My husband has a brand new pet. He’s gone all croony, gushy-wushy soft over it. Searching out and collecting up the choicest tit-bits, making sure it’s bedding is appropriately layered and fluffed with the perfect mix of composted leaf litter and mosses, giving it a nice rustic log (complete with snack bar) to play around and lounge under, rummaging around me and my chopping board whilst I’m preparing supper in case the ideal morsel is chucked in the compost bin and in general acting all protective and broody…’Ahhh, sweet’ I hear you say.
Err yes, it would be. Except the new pet is a SLUG!!! No that’s not a typing error – S-L-U-G – yes that’s right slug. And you thought it was going to be a dormouse. I wish.
Now for someone who’s been murderously intent in exterminating the whole slug race all summer, I found this slightly extraordinary to say the least. “But it’s different” he exclaims in hurt indignation ”It’s not the same. It’s rare.” And here comes the best bit…”it’s special, it’s wonderful, it can grown up to thirty centimetres long!” he’s looking at me expectantly as if I should explode into arm flinging congratulations and joyous enthusiasm.
“It’s a slug.” I say “Just a revolting slimy slug. A disgusting slug that has the capacity to be thirty times more disgusting than normal!”
“It’s magnificent. It’s the world’s biggest slug. It’s so lucky to have found one” (he was scrabbling around in the dirt under a hedge when he found it) “It’s called an ash grey or ash black slug. They eat mushrooms and other fungi, not greens in the vegetable garden. Funny when I tried to find more information about it on the net there wasn’t much, just a page but it had a whole advertising column of naked ladies…” (the mind really does boggle, or maybe not. Whatever turns you on I guess.)
Tonight he was taken up glued to my pc listening avidly to some natural history programme on Radio 4 where a friend of his (another poor misguided soul) was scratching about on Dartmoor trying to find more of the monstrosities. Afterwards he came to find me to tell me the exciting news that slugs are obviously hugely popular as said programme was broadcast at 6.30am on Sunday morning “which shows they must have quite a following”. Yes, he was serious I assure you. Are you up a six on a Sunday morning with your ear up close and personal to the radio listening to a programme about slugs? No, I thought not.

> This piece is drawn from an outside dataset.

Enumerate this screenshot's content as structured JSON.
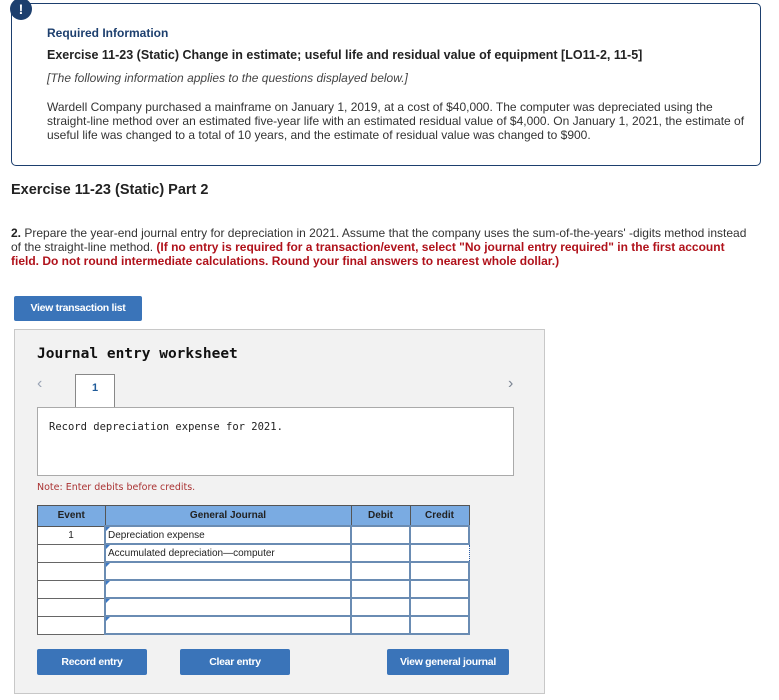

I’ve offered to be in charge of feeding it. I’m nice and supportive like that. I’m off now to give it some food (a crock full of salt!). Bye-bye